*What you should do*: The answer must consist of every line from the entries that holds the word "Local".
*** Opening of Exercise data ***
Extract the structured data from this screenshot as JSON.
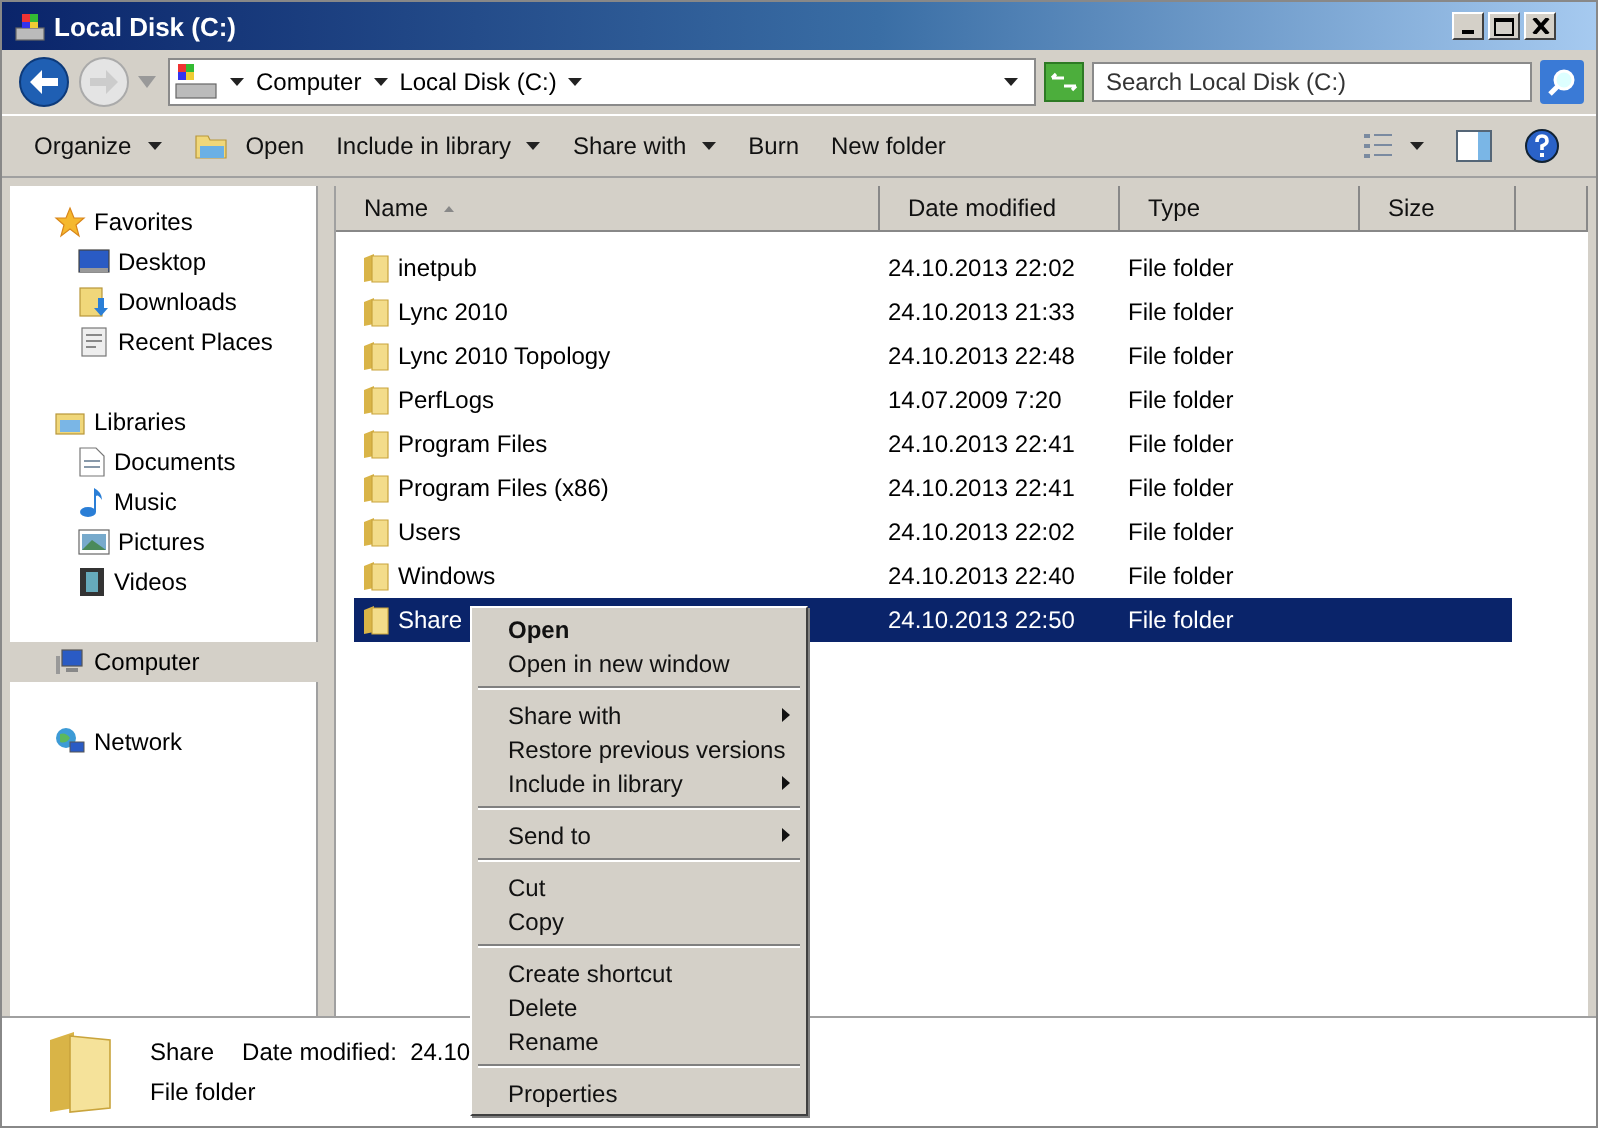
{
  "window": {
    "title": "Local Disk (C:)"
  },
  "address": {
    "crumbs": [
      "Computer",
      "Local Disk (C:)"
    ]
  },
  "search": {
    "placeholder": "Search Local Disk (C:)"
  },
  "toolbar": [
    {
      "label": "Organize",
      "dropdown": true
    },
    {
      "label": "Open",
      "dropdown": false
    },
    {
      "label": "Include in library",
      "dropdown": true
    },
    {
      "label": "Share with",
      "dropdown": true
    },
    {
      "label": "Burn",
      "dropdown": false
    },
    {
      "label": "New folder",
      "dropdown": false
    }
  ],
  "sidebar": {
    "sections": [
      {
        "label": "Favorites",
        "selected": false,
        "children": [
          {
            "label": "Desktop",
            "selected": false
          },
          {
            "label": "Downloads",
            "selected": false
          },
          {
            "label": "Recent Places",
            "selected": false
          }
        ]
      },
      {
        "label": "Libraries",
        "selected": false,
        "children": [
          {
            "label": "Documents",
            "selected": false
          },
          {
            "label": "Music",
            "selected": false
          },
          {
            "label": "Pictures",
            "selected": false
          },
          {
            "label": "Videos",
            "selected": false
          }
        ]
      },
      {
        "label": "Computer",
        "selected": true
      },
      {
        "label": "Network",
        "selected": false
      }
    ]
  },
  "table": {
    "columns": [
      {
        "label": "Name",
        "sorted": true
      },
      {
        "label": "Date modified",
        "sorted": false
      },
      {
        "label": "Type",
        "sorted": false
      },
      {
        "label": "Size",
        "sorted": false
      }
    ],
    "rows": [
      {
        "name": "inetpub",
        "date": "24.10.2013 22:02",
        "type": "File folder",
        "selected": false
      },
      {
        "name": "Lync 2010",
        "date": "24.10.2013 21:33",
        "type": "File folder",
        "selected": false
      },
      {
        "name": "Lync 2010 Topology",
        "date": "24.10.2013 22:48",
        "type": "File folder",
        "selected": false
      },
      {
        "name": "PerfLogs",
        "date": "14.07.2009 7:20",
        "type": "File folder",
        "selected": false
      },
      {
        "name": "Program Files",
        "date": "24.10.2013 22:41",
        "type": "File folder",
        "selected": false
      },
      {
        "name": "Program Files (x86)",
        "date": "24.10.2013 22:41",
        "type": "File folder",
        "selected": false
      },
      {
        "name": "Users",
        "date": "24.10.2013 22:02",
        "type": "File folder",
        "selected": false
      },
      {
        "name": "Windows",
        "date": "24.10.2013 22:40",
        "type": "File folder",
        "selected": false
      },
      {
        "name": "Share",
        "date": "24.10.2013 22:50",
        "type": "File folder",
        "selected": true
      }
    ]
  },
  "context_menu": [
    {
      "kind": "item",
      "label": "Open",
      "default": true,
      "submenu": false
    },
    {
      "kind": "item",
      "label": "Open in new window",
      "default": false,
      "submenu": false
    },
    {
      "kind": "separator"
    },
    {
      "kind": "item",
      "label": "Share with",
      "default": false,
      "submenu": true
    },
    {
      "kind": "item",
      "label": "Restore previous versions",
      "default": false,
      "submenu": false
    },
    {
      "kind": "item",
      "label": "Include in library",
      "default": false,
      "submenu": true
    },
    {
      "kind": "separator"
    },
    {
      "kind": "item",
      "label": "Send to",
      "default": false,
      "submenu": true
    },
    {
      "kind": "separator"
    },
    {
      "kind": "item",
      "label": "Cut",
      "default": false,
      "submenu": false
    },
    {
      "kind": "item",
      "label": "Copy",
      "default": false,
      "submenu": false
    },
    {
      "kind": "separator"
    },
    {
      "kind": "item",
      "label": "Create shortcut",
      "default": false,
      "submenu": false
    },
    {
      "kind": "item",
      "label": "Delete",
      "default": false,
      "submenu": false
    },
    {
      "kind": "item",
      "label": "Rename",
      "default": false,
      "submenu": false
    },
    {
      "kind": "separator"
    },
    {
      "kind": "item",
      "label": "Properties",
      "default": false,
      "submenu": false
    }
  ],
  "details": {
    "name": "Share",
    "date": "Date modified:  24.10",
    "type": "File folder"
  }
}
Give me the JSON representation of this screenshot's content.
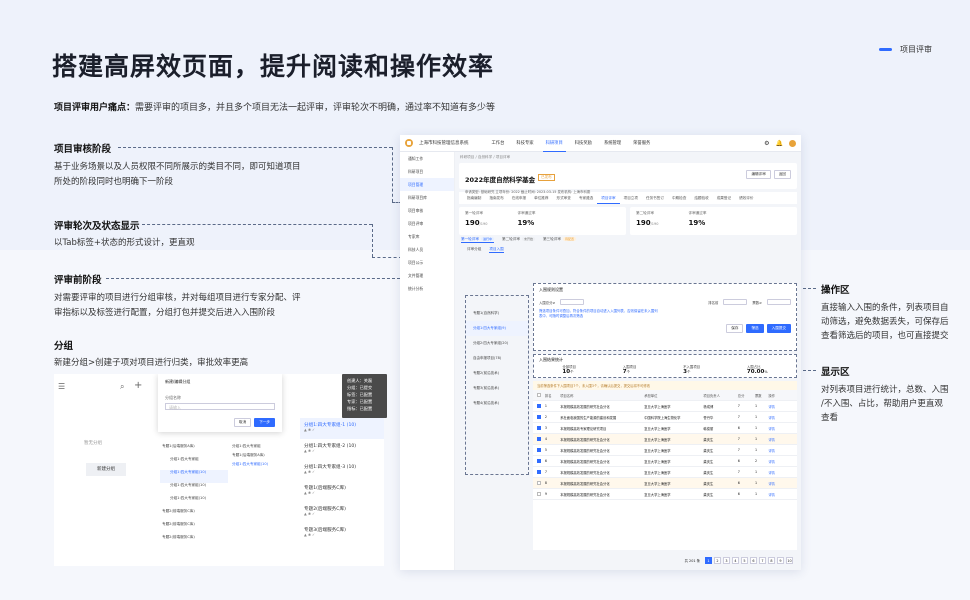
{
  "header": {
    "title": "搭建高屏效页面，提升阅读和操作效率",
    "tag": "项目评审"
  },
  "pain": {
    "label": "项目评审用户痛点：",
    "text": "需要评审的项目多，并且多个项目无法一起评审，评审轮次不明确，通过率不知道有多少等"
  },
  "sections": [
    {
      "title": "项目审核阶段",
      "lines": [
        "基于业务场景以及人员权限不同所展示的类目不同，即可知道项目",
        "所处的阶段同时也明确下一阶段"
      ]
    },
    {
      "title": "评审轮次及状态显示",
      "lines": [
        "以Tab标签+状态的形式设计，更直观"
      ]
    },
    {
      "title": "评审前阶段",
      "lines": [
        "对需要评审的项目进行分组审核，并对每组项目进行专家分配、评",
        "审指标以及标签进行配置，分组打包并提交后进入入围阶段"
      ]
    },
    {
      "title": "分组",
      "lines": [
        "新建分组>创建子项对项目进行归类，审批效率更高"
      ]
    }
  ],
  "right": [
    {
      "title": "操作区",
      "lines": [
        "直接输入入围的条件，列表项目自",
        "动筛选，避免数据丢失，可保存后",
        "查看筛选后的项目，也可直接提交"
      ]
    },
    {
      "title": "显示区",
      "lines": [
        "对列表项目进行统计，总数、入围",
        "/不入围、占比，帮助用户更直观",
        "查看"
      ]
    }
  ],
  "app": {
    "system": "上海市科技管理信息系统",
    "nav": [
      "工作台",
      "科技专家",
      "科研项目",
      "科技奖励",
      "系统管理",
      "荣誉服务"
    ],
    "nav_active": 2,
    "side": [
      "通知工作",
      "科研项目",
      "项目管理",
      "科研项目库",
      "项目审核",
      "项目评审",
      "专家库",
      "科技人员",
      "项目公示",
      "文件管理",
      "统计分析"
    ],
    "side_active": 2,
    "crumb": "科研项目 / 自然科学 / 项目评审",
    "project": {
      "name": "2022年度自然科学基金",
      "status": "已发布",
      "meta": "申请类型: 基础研究    立项年份: 2022    截止时间: 2023-03-15    发布机构: 上海市科委",
      "btn1": "编辑评审",
      "btn2": "返回"
    },
    "stages": [
      "指南编制",
      "指南发布",
      "在线申报",
      "单位推荐",
      "形式审查",
      "专家遴选",
      "项目评审",
      "项目立项",
      "任务书签订",
      "中期检查",
      "结题验收",
      "成果登记",
      "绩效评价"
    ],
    "stage_active": 6,
    "stats1": [
      {
        "label": "第一轮评审",
        "value": "190",
        "unit": "/190"
      },
      {
        "label": "评审通过率",
        "value": "19%",
        "unit": ""
      }
    ],
    "stats2": [
      {
        "label": "第二轮评审",
        "value": "190",
        "unit": "/190"
      },
      {
        "label": "评审通过率",
        "value": "19%",
        "unit": ""
      }
    ],
    "rounds": [
      {
        "label": "第一轮评审",
        "badge": "进行中"
      },
      {
        "label": "第二轮评审",
        "badge": "未开始"
      },
      {
        "label": "第三轮评审",
        "badge": "待配置"
      }
    ],
    "subtabs": [
      "评审分组",
      "项目入围"
    ],
    "groups": [
      "专题1(自然科学)",
      "分组1:四大专家组(9)",
      "分组2:四大专家组(20)",
      "自由申报项目(78)",
      "专题2(前沿技术)",
      "专题3(前沿技术)",
      "专题4(前沿技术)"
    ],
    "op": {
      "title": "入围规则设置",
      "hint": "筛选项目条件可叠加，符合条件的项目自动进入入围列表，否则保留在未入围列表中，可随时调整后再次筛选",
      "f1": "入围总分≥",
      "f2": "排名前",
      "f3": "票数≥",
      "f4": "专家意见",
      "btn_save": "保存",
      "btn_filter": "筛选",
      "btn_submit": "入围提交"
    },
    "display": {
      "title": "入围结果统计",
      "items": [
        {
          "label": "全部项目",
          "value": "10",
          "unit": "个"
        },
        {
          "label": "入围项目",
          "value": "7",
          "unit": "个"
        },
        {
          "label": "不入围项目",
          "value": "3",
          "unit": "个"
        },
        {
          "label": "入围占比",
          "value": "70.00",
          "unit": "%"
        }
      ],
      "export": "导出"
    },
    "notice": "当前筛选条件下入围项目7个，未入围3个，请确认后提交，提交后将不可修改",
    "table": {
      "headers": [
        "排名",
        "项目名称",
        "承担单位",
        "项目负责人",
        "总分",
        "票数",
        "操作"
      ],
      "rows": [
        {
          "rank": "1",
          "name": "本报规模高效发展的研究社会分化",
          "org": "复旦大学上海医学",
          "lead": "杨成博",
          "score": "7",
          "votes": "1",
          "on": true,
          "hl": false
        },
        {
          "rank": "2",
          "name": "系杜面临我国的生产能源的建设和发展",
          "org": "中国科学院上海生物化学",
          "lead": "曹丹华",
          "score": "7",
          "votes": "1",
          "on": true,
          "hl": false
        },
        {
          "rank": "3",
          "name": "本报规模高效专家理论研究项目",
          "org": "复旦大学上海医学",
          "lead": "韩俊丽",
          "score": "6",
          "votes": "1",
          "on": true,
          "hl": false
        },
        {
          "rank": "4",
          "name": "本报规模高效发展的研究社会分化",
          "org": "复旦大学上海医学",
          "lead": "龚庆生",
          "score": "7",
          "votes": "1",
          "on": true,
          "hl": true
        },
        {
          "rank": "5",
          "name": "本报规模高效发展的研究社会分化",
          "org": "复旦大学上海医学",
          "lead": "龚庆生",
          "score": "7",
          "votes": "1",
          "on": true,
          "hl": false
        },
        {
          "rank": "6",
          "name": "本报规模高效发展的研究社会分化",
          "org": "复旦大学上海医学",
          "lead": "龚庆生",
          "score": "6",
          "votes": "2",
          "on": true,
          "hl": false
        },
        {
          "rank": "7",
          "name": "本报规模高效发展的研究社会分化",
          "org": "复旦大学上海医学",
          "lead": "龚庆生",
          "score": "7",
          "votes": "1",
          "on": true,
          "hl": false
        },
        {
          "rank": "8",
          "name": "本报规模高效发展的研究社会分化",
          "org": "复旦大学上海医学",
          "lead": "龚庆生",
          "score": "6",
          "votes": "1",
          "on": false,
          "hl": true
        },
        {
          "rank": "9",
          "name": "本报规模高效发展的研究社会分化",
          "org": "复旦大学上海医学",
          "lead": "龚庆生",
          "score": "6",
          "votes": "1",
          "on": false,
          "hl": false
        }
      ],
      "action": "详情"
    },
    "pager": {
      "total": "共 201 条",
      "pages": [
        "1",
        "2",
        "3",
        "4",
        "5",
        "6",
        "7",
        "8",
        "9",
        "10"
      ],
      "active": 0
    }
  },
  "mock": {
    "new_group": "新建分组",
    "dialog_title": "新建/编辑分组",
    "field_label": "分组名称",
    "field_ph": "请输入",
    "cancel": "取消",
    "next": "下一步",
    "col_a": [
      "专题1(后端服务A库)",
      "分组1:四大专家组",
      "分组1:四大专家组(10)",
      "分组1:四大专家组(10)",
      "分组1:四大专家组(10)",
      "专题2(前端服务C库)",
      "专题2(前端服务C库)",
      "专题2(前端服务C库)"
    ],
    "col_b_title": "分组1:四大专家组",
    "col_b": [
      "专题1(后端服务A库)",
      "分组1:四大专家组(10)"
    ],
    "cards": [
      "分组1:四大专家组-1 (10)",
      "分组1:四大专家组-2 (10)",
      "分组1:四大专家组-3 (10)",
      "专题1(后端服务C库)",
      "专题2(后端服务C库)",
      "专题3(后端服务C库)"
    ],
    "tooltip": [
      "创建人：关磊",
      "分组：已提交",
      "标签：已配置",
      "专家：已配置",
      "指标：已配置"
    ],
    "empty": "暂无分组"
  }
}
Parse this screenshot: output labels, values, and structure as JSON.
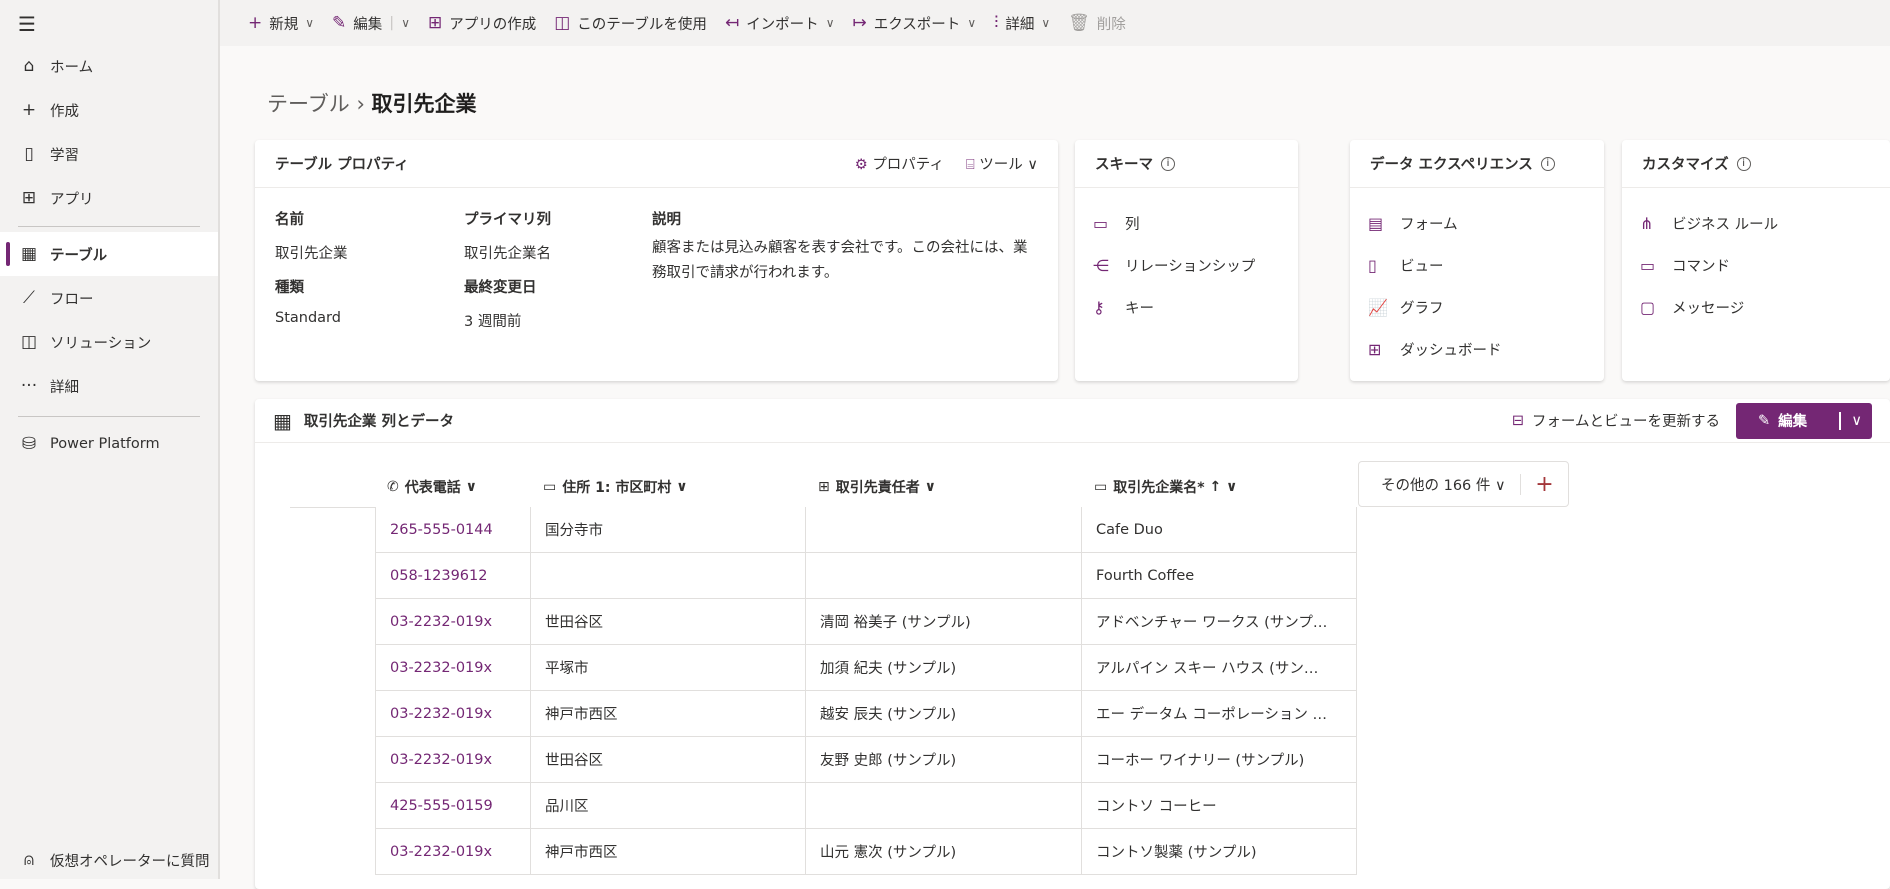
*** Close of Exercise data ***
*Solution for this problem*:
    "title": "Local Disk (C:)"
      "Local Disk (C:)"
    "placeholder": "Search Local Disk (C:)"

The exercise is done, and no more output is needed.